Exercise: Look for the word "screenshot" in the material below. Copy each line that has it.

Extracted records:
'''
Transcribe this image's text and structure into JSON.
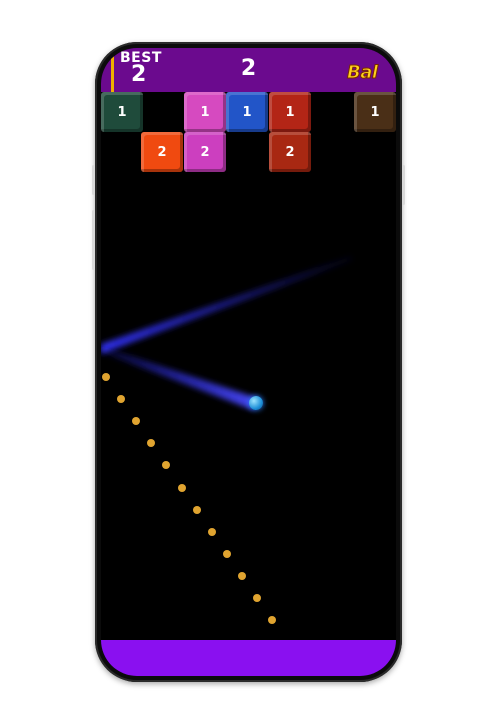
{
  "header": {
    "best_label": "BEST",
    "best_value": "2",
    "score": "2",
    "logo_text": "Bal"
  },
  "bricks": [
    {
      "value": "1",
      "color": "#1f4b3b"
    },
    {
      "value": "1",
      "color": "#d64ac0"
    },
    {
      "value": "1",
      "color": "#2255c8"
    },
    {
      "value": "1",
      "color": "#b32516"
    },
    {
      "value": "1",
      "color": "#4a2f17"
    },
    {
      "value": "2",
      "color": "#f04a10"
    },
    {
      "value": "2",
      "color": "#cc3fbf"
    },
    {
      "value": "2",
      "color": "#a82812"
    }
  ],
  "colors": {
    "topbar": "#6b0a8e",
    "bottombar": "#8a10f0",
    "ball": "#1e8fd8",
    "trail": "#2a2aff",
    "aim_dots": "#e0a430"
  }
}
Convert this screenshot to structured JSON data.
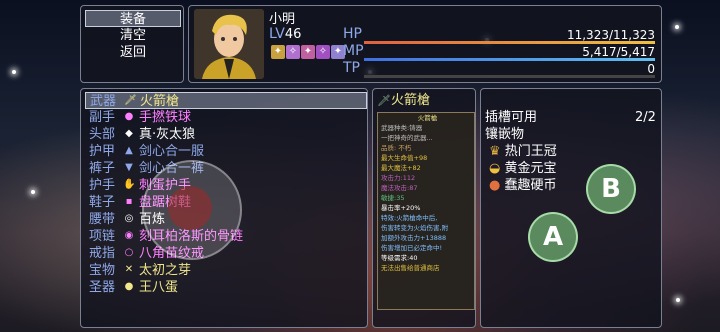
{
  "commands": [
    "装备",
    "清空",
    "返回"
  ],
  "actor": {
    "name": "小明",
    "level_label": "LV",
    "level": "46",
    "hp_label": "HP",
    "hp_value": "11,323/11,323",
    "mp_label": "MP",
    "mp_value": "5,417/5,417",
    "tp_label": "TP",
    "tp_value": "0",
    "state_icons": [
      "✦",
      "✧",
      "✦",
      "✧",
      "✦"
    ]
  },
  "equip_slots": [
    {
      "slot": "武器",
      "item": "火箭槍",
      "color": "#f0e68c",
      "icon": "🗡"
    },
    {
      "slot": "副手",
      "item": "手撚铁球",
      "color": "#ff80ff",
      "icon": "●"
    },
    {
      "slot": "头部",
      "item": "真·灰太狼",
      "color": "#ffffff",
      "icon": "◆"
    },
    {
      "slot": "护甲",
      "item": "剑心合一服",
      "color": "#8fa8e8",
      "icon": "▲"
    },
    {
      "slot": "裤子",
      "item": "剑心合一裤",
      "color": "#8fa8e8",
      "icon": "▼"
    },
    {
      "slot": "护手",
      "item": "刺蛋护手",
      "color": "#ff80ff",
      "icon": "✋"
    },
    {
      "slot": "鞋子",
      "item": "盘踞树鞋",
      "color": "#ff80ff",
      "icon": "▪"
    },
    {
      "slot": "腰带",
      "item": "百炼",
      "color": "#ffffff",
      "icon": "◎"
    },
    {
      "slot": "项链",
      "item": "刻耳柏洛斯的骨链",
      "color": "#ff80ff",
      "icon": "◉"
    },
    {
      "slot": "戒指",
      "item": "八角苗纹戒",
      "color": "#ff80ff",
      "icon": "○"
    },
    {
      "slot": "宝物",
      "item": "太初之芽",
      "color": "#f0e68c",
      "icon": "✕"
    },
    {
      "slot": "圣器",
      "item": "王八蛋",
      "color": "#f0e68c",
      "icon": "●"
    }
  ],
  "detail": {
    "title": "火箭槍",
    "tooltip": [
      "火箭槍",
      "武器种类:铸器",
      "一把神奇的武器...",
      "",
      "品质: 不朽",
      "最大生命值+98",
      "最大魔法+82",
      "攻击力:112",
      "魔法攻击:87",
      "",
      "敏捷:35",
      "",
      "暴击率+20%",
      "特效:火箭槍命中后,",
      "伤害转变为火焰伤害,附",
      "加额外攻击力+13888",
      "伤害增加已必定命中!",
      "等级需求:40",
      "无法出售给普通商店"
    ]
  },
  "right_list": {
    "header": "插槽可用",
    "count": "2/2",
    "subheader": "镶嵌物",
    "items": [
      "热门王冠",
      "黄金元宝",
      "蠢趣硬币"
    ]
  },
  "buttons": {
    "a": "A",
    "b": "B"
  }
}
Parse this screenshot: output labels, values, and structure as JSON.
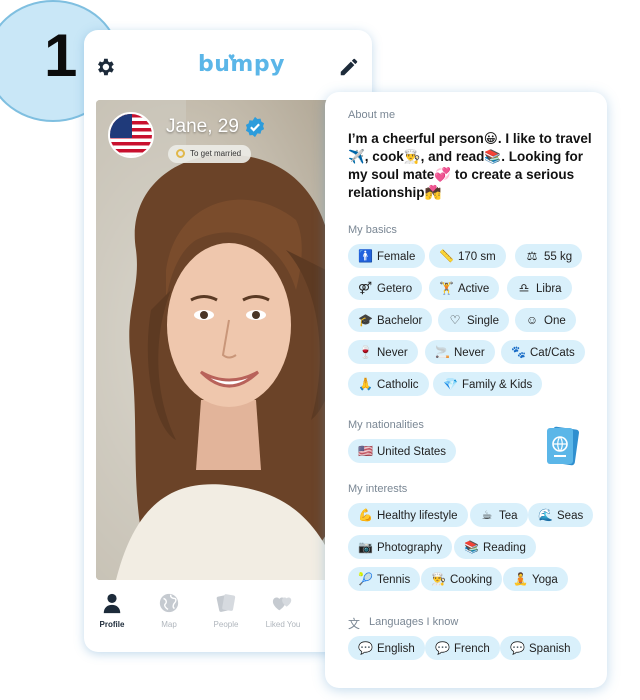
{
  "step": "1",
  "app": {
    "logo": "bumpy"
  },
  "profile": {
    "name_age": "Jane, 29",
    "goal": "To get married",
    "country_flag_icon": "us-flag-icon"
  },
  "tabs": [
    {
      "label": "Profile",
      "icon": "person-icon",
      "active": true
    },
    {
      "label": "Map",
      "icon": "globe-icon",
      "active": false
    },
    {
      "label": "People",
      "icon": "cards-icon",
      "active": false
    },
    {
      "label": "Liked You",
      "icon": "hearts-icon",
      "active": false
    }
  ],
  "about": {
    "label": "About me",
    "text": "I’m a cheerful person😀. I like to travel✈️, cook👨‍🍳, and read📚. Looking for my soul mate💞 to create a serious relationship💏"
  },
  "basics": {
    "label": "My basics",
    "chips": [
      {
        "icon": "🚹",
        "text": "Female"
      },
      {
        "icon": "📏",
        "text": "170 sm"
      },
      {
        "icon": "⚖",
        "text": "55 kg"
      },
      {
        "icon": "⚤",
        "text": "Getero"
      },
      {
        "icon": "🏋",
        "text": "Active"
      },
      {
        "icon": "♎",
        "text": "Libra"
      },
      {
        "icon": "🎓",
        "text": "Bachelor"
      },
      {
        "icon": "♡",
        "text": "Single"
      },
      {
        "icon": "☺",
        "text": "One"
      },
      {
        "icon": "🍷",
        "text": "Never"
      },
      {
        "icon": "🚬",
        "text": "Never"
      },
      {
        "icon": "🐾",
        "text": "Cat/Cats"
      },
      {
        "icon": "🙏",
        "text": "Catholic"
      },
      {
        "icon": "💎",
        "text": "Family & Kids"
      }
    ]
  },
  "nationalities": {
    "label": "My nationalities",
    "chips": [
      {
        "icon": "🇺🇸",
        "text": "United States"
      }
    ]
  },
  "interests": {
    "label": "My interests",
    "chips": [
      {
        "icon": "💪",
        "text": "Healthy lifestyle"
      },
      {
        "icon": "☕",
        "text": "Tea"
      },
      {
        "icon": "🌊",
        "text": "Seas"
      },
      {
        "icon": "📷",
        "text": "Photography"
      },
      {
        "icon": "📚",
        "text": "Reading"
      },
      {
        "icon": "🎾",
        "text": "Tennis"
      },
      {
        "icon": "👨‍🍳",
        "text": "Cooking"
      },
      {
        "icon": "🧘",
        "text": "Yoga"
      }
    ]
  },
  "languages": {
    "label": "Languages I know",
    "chips": [
      {
        "icon": "💬",
        "text": "English"
      },
      {
        "icon": "💬",
        "text": "French"
      },
      {
        "icon": "💬",
        "text": "Spanish"
      }
    ]
  },
  "colors": {
    "accent": "#5bb6e8",
    "chip_bg": "#d9f0fb",
    "step_bg": "#c9e7f7"
  }
}
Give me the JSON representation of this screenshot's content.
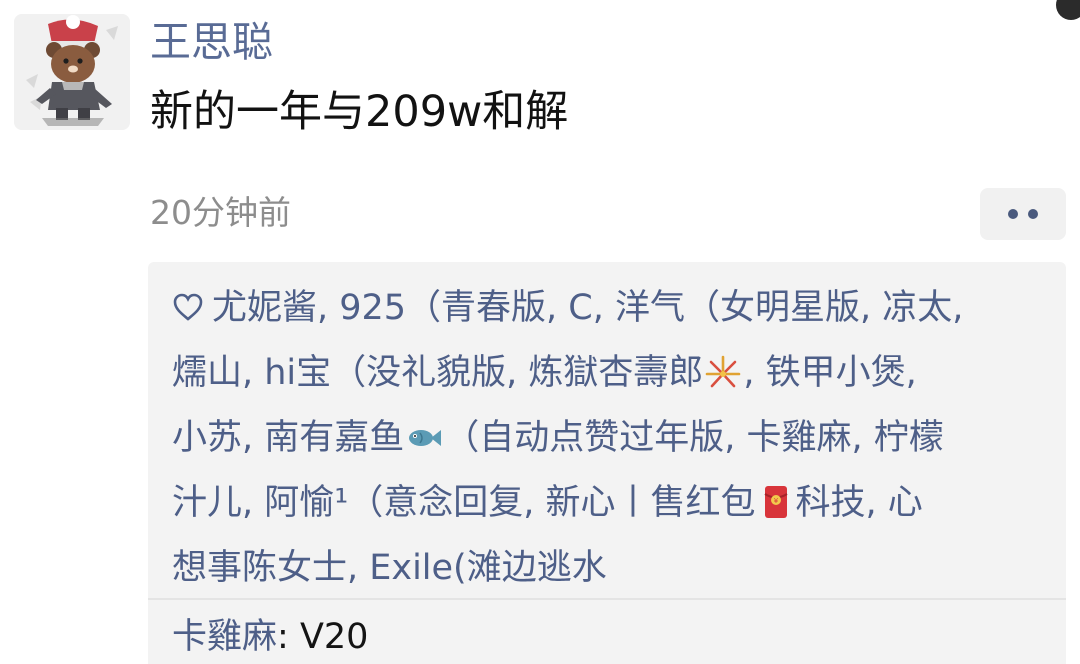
{
  "post": {
    "author_name": "王思聪",
    "text": "新的一年与209w和解",
    "timestamp": "20分钟前",
    "avatar_icon": "bear-avatar-icon",
    "more_icon": "two-dots-icon"
  },
  "likes": {
    "icon": "heart-outline-icon",
    "line_1": "尤妮酱, 925（青春版, C, 洋气（女明星版, 凉太,",
    "line_2a": "燸山, hi宝（没礼貌版, 炼獄杏壽郎",
    "emoji_1": "fireworks-icon",
    "line_2b": ", 铁甲小煲,",
    "line_3a": "小苏, 南有嘉鱼",
    "emoji_2": "fish-icon",
    "line_3b": "（自动点赞过年版, 卡雞麻, 柠檬",
    "line_4a": "汁儿, 阿愉¹（意念回复, 新心丨售红包",
    "emoji_3": "red-envelope-icon",
    "line_4b": "科技, 心",
    "line_5": "想事陈女士, Exile(滩边逃水"
  },
  "comment": {
    "author": "卡雞麻",
    "separator": ": ",
    "text": "V20"
  },
  "colors": {
    "name_blue": "#596b95",
    "link_blue": "#4e5f88",
    "panel_bg": "#f3f3f3",
    "timestamp_gray": "#8d8d8d"
  }
}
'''
Result:
Convert this screenshot to structured JSON data.
Parse this screenshot: output labels, values, and structure as JSON.
Give me the JSON representation of this screenshot's content.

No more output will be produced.